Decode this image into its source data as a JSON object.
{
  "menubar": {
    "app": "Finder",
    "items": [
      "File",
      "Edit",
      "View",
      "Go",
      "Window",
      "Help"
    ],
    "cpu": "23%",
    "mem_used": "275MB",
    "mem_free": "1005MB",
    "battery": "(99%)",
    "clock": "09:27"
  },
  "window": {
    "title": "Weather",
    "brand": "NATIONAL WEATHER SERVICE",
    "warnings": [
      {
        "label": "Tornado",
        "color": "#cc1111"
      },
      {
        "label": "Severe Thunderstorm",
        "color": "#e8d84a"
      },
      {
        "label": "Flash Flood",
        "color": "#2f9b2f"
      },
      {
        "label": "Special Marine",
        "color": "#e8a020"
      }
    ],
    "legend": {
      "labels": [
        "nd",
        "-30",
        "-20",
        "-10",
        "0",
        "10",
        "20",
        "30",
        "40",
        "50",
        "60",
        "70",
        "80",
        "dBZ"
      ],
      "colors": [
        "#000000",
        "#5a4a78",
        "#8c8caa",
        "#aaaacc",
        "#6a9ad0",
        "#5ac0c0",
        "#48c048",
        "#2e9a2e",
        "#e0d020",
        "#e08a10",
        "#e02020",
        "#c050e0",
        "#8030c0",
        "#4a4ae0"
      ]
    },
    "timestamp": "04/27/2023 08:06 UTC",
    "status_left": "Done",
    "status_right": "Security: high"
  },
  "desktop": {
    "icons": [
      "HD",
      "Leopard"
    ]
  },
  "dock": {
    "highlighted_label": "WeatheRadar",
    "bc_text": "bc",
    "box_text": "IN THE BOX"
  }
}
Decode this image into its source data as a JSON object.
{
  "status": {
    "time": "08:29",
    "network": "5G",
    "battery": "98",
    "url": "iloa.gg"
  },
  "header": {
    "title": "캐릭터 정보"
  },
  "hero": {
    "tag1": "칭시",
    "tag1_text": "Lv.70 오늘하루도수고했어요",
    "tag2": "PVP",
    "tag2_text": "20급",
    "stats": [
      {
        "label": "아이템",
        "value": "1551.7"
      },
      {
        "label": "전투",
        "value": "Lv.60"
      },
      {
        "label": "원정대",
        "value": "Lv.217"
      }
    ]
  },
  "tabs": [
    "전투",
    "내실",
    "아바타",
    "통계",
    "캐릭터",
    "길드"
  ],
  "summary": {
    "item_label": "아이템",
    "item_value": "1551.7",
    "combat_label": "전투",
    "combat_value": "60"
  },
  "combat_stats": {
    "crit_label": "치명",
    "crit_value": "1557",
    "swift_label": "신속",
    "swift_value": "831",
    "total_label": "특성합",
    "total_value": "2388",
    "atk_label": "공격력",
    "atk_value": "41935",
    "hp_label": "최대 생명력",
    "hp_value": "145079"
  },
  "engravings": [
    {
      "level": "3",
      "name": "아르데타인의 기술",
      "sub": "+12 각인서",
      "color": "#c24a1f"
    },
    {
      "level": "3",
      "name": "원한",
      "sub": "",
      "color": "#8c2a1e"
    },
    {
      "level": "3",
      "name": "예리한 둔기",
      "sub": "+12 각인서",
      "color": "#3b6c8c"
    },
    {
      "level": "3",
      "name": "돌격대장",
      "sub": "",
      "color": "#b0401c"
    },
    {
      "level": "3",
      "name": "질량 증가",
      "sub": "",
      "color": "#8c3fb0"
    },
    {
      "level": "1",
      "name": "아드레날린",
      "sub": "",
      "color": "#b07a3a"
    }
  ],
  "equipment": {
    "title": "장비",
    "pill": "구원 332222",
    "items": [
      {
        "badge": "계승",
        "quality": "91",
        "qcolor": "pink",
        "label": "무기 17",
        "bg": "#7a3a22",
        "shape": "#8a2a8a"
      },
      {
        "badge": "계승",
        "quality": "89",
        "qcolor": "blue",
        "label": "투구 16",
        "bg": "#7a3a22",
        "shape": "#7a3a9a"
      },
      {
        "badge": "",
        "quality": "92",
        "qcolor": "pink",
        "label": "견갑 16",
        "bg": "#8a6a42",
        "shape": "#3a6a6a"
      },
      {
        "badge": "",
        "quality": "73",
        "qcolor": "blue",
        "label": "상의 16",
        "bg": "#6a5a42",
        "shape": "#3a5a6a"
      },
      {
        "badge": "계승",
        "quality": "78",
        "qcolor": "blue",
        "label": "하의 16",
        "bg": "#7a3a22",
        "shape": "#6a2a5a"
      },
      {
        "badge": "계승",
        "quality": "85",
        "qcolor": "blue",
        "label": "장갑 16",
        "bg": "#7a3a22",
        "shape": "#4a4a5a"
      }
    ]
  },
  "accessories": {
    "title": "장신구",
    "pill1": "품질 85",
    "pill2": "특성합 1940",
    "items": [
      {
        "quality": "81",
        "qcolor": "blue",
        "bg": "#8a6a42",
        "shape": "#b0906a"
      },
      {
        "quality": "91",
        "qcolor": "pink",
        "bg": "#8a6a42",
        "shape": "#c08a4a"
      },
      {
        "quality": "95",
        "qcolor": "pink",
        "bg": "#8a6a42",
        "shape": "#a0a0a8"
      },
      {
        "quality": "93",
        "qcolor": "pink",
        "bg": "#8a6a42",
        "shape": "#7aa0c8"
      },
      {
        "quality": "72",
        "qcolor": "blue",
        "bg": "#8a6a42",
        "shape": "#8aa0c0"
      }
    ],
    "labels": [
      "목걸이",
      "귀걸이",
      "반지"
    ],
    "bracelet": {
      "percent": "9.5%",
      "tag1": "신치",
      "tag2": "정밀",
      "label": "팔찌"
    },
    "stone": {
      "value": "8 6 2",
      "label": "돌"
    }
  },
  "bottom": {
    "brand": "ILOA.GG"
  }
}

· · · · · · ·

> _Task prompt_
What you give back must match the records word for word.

> _Reply to the exercise_
Decode this image into its source data as a JSON object.
{
  "menubar": {
    "app": "Finder",
    "items": [
      "File",
      "Edit",
      "View",
      "Go",
      "Window",
      "Help"
    ],
    "cpu": "23%",
    "mem_used": "275MB",
    "mem_free": "1005MB",
    "battery": "(99%)",
    "clock": "09:27"
  },
  "window": {
    "title": "Weather",
    "brand": "NATIONAL WEATHER SERVICE",
    "warnings": [
      {
        "label": "Tornado",
        "color": "#cc1111"
      },
      {
        "label": "Severe Thunderstorm",
        "color": "#e8d84a"
      },
      {
        "label": "Flash Flood",
        "color": "#2f9b2f"
      },
      {
        "label": "Special Marine",
        "color": "#e8a020"
      }
    ],
    "legend": {
      "labels": [
        "nd",
        "-30",
        "-20",
        "-10",
        "0",
        "10",
        "20",
        "30",
        "40",
        "50",
        "60",
        "70",
        "80",
        "dBZ"
      ],
      "colors": [
        "#000000",
        "#5a4a78",
        "#8c8caa",
        "#aaaacc",
        "#6a9ad0",
        "#5ac0c0",
        "#48c048",
        "#2e9a2e",
        "#e0d020",
        "#e08a10",
        "#e02020",
        "#c050e0",
        "#8030c0",
        "#4a4ae0"
      ]
    },
    "timestamp": "04/27/2023 08:06 UTC",
    "status_left": "Done",
    "status_right": "Security: high"
  },
  "desktop": {
    "icons": [
      "HD",
      "Leopard"
    ]
  },
  "dock": {
    "highlighted_label": "WeatheRadar",
    "bc_text": "bc",
    "box_text": "IN THE BOX"
  }
}
Decode this image into its source data as a JSON object.
{
  "status": {
    "time": "08:29",
    "network": "5G",
    "battery": "98",
    "url": "iloa.gg"
  },
  "header": {
    "title": "캐릭터 정보"
  },
  "hero": {
    "tag1": "칭시",
    "tag1_text": "Lv.70 오늘하루도수고했어요",
    "tag2": "PVP",
    "tag2_text": "20급",
    "stats": [
      {
        "label": "아이템",
        "value": "1551.7"
      },
      {
        "label": "전투",
        "value": "Lv.60"
      },
      {
        "label": "원정대",
        "value": "Lv.217"
      }
    ]
  },
  "tabs": [
    "전투",
    "내실",
    "아바타",
    "통계",
    "캐릭터",
    "길드"
  ],
  "summary": {
    "item_label": "아이템",
    "item_value": "1551.7",
    "combat_label": "전투",
    "combat_value": "60"
  },
  "combat_stats": {
    "crit_label": "치명",
    "crit_value": "1557",
    "swift_label": "신속",
    "swift_value": "831",
    "total_label": "특성합",
    "total_value": "2388",
    "atk_label": "공격력",
    "atk_value": "41935",
    "hp_label": "최대 생명력",
    "hp_value": "145079"
  },
  "engravings": [
    {
      "level": "3",
      "name": "아르데타인의 기술",
      "sub": "+12 각인서",
      "color": "#c24a1f"
    },
    {
      "level": "3",
      "name": "원한",
      "sub": "",
      "color": "#8c2a1e"
    },
    {
      "level": "3",
      "name": "예리한 둔기",
      "sub": "+12 각인서",
      "color": "#3b6c8c"
    },
    {
      "level": "3",
      "name": "돌격대장",
      "sub": "",
      "color": "#b0401c"
    },
    {
      "level": "3",
      "name": "질량 증가",
      "sub": "",
      "color": "#8c3fb0"
    },
    {
      "level": "1",
      "name": "아드레날린",
      "sub": "",
      "color": "#b07a3a"
    }
  ],
  "equipment": {
    "title": "장비",
    "pill": "구원 332222",
    "items": [
      {
        "badge": "계승",
        "quality": "91",
        "qcolor": "pink",
        "label": "무기 17",
        "bg": "#7a3a22",
        "shape": "#8a2a8a"
      },
      {
        "badge": "계승",
        "quality": "89",
        "qcolor": "blue",
        "label": "투구 16",
        "bg": "#7a3a22",
        "shape": "#7a3a9a"
      },
      {
        "badge": "",
        "quality": "92",
        "qcolor": "pink",
        "label": "견갑 16",
        "bg": "#8a6a42",
        "shape": "#3a6a6a"
      },
      {
        "badge": "",
        "quality": "73",
        "qcolor": "blue",
        "label": "상의 16",
        "bg": "#6a5a42",
        "shape": "#3a5a6a"
      },
      {
        "badge": "계승",
        "quality": "78",
        "qcolor": "blue",
        "label": "하의 16",
        "bg": "#7a3a22",
        "shape": "#6a2a5a"
      },
      {
        "badge": "계승",
        "quality": "85",
        "qcolor": "blue",
        "label": "장갑 16",
        "bg": "#7a3a22",
        "shape": "#4a4a5a"
      }
    ]
  },
  "accessories": {
    "title": "장신구",
    "pill1": "품질 85",
    "pill2": "특성합 1940",
    "items": [
      {
        "quality": "81",
        "qcolor": "blue",
        "bg": "#8a6a42",
        "shape": "#b0906a"
      },
      {
        "quality": "91",
        "qcolor": "pink",
        "bg": "#8a6a42",
        "shape": "#c08a4a"
      },
      {
        "quality": "95",
        "qcolor": "pink",
        "bg": "#8a6a42",
        "shape": "#a0a0a8"
      },
      {
        "quality": "93",
        "qcolor": "pink",
        "bg": "#8a6a42",
        "shape": "#7aa0c8"
      },
      {
        "quality": "72",
        "qcolor": "blue",
        "bg": "#8a6a42",
        "shape": "#8aa0c0"
      }
    ],
    "labels": [
      "목걸이",
      "귀걸이",
      "반지"
    ],
    "bracelet": {
      "percent": "9.5%",
      "tag1": "신치",
      "tag2": "정밀",
      "label": "팔찌"
    },
    "stone": {
      "value": "8 6 2",
      "label": "돌"
    }
  },
  "bottom": {
    "brand": "ILOA.GG"
  }
}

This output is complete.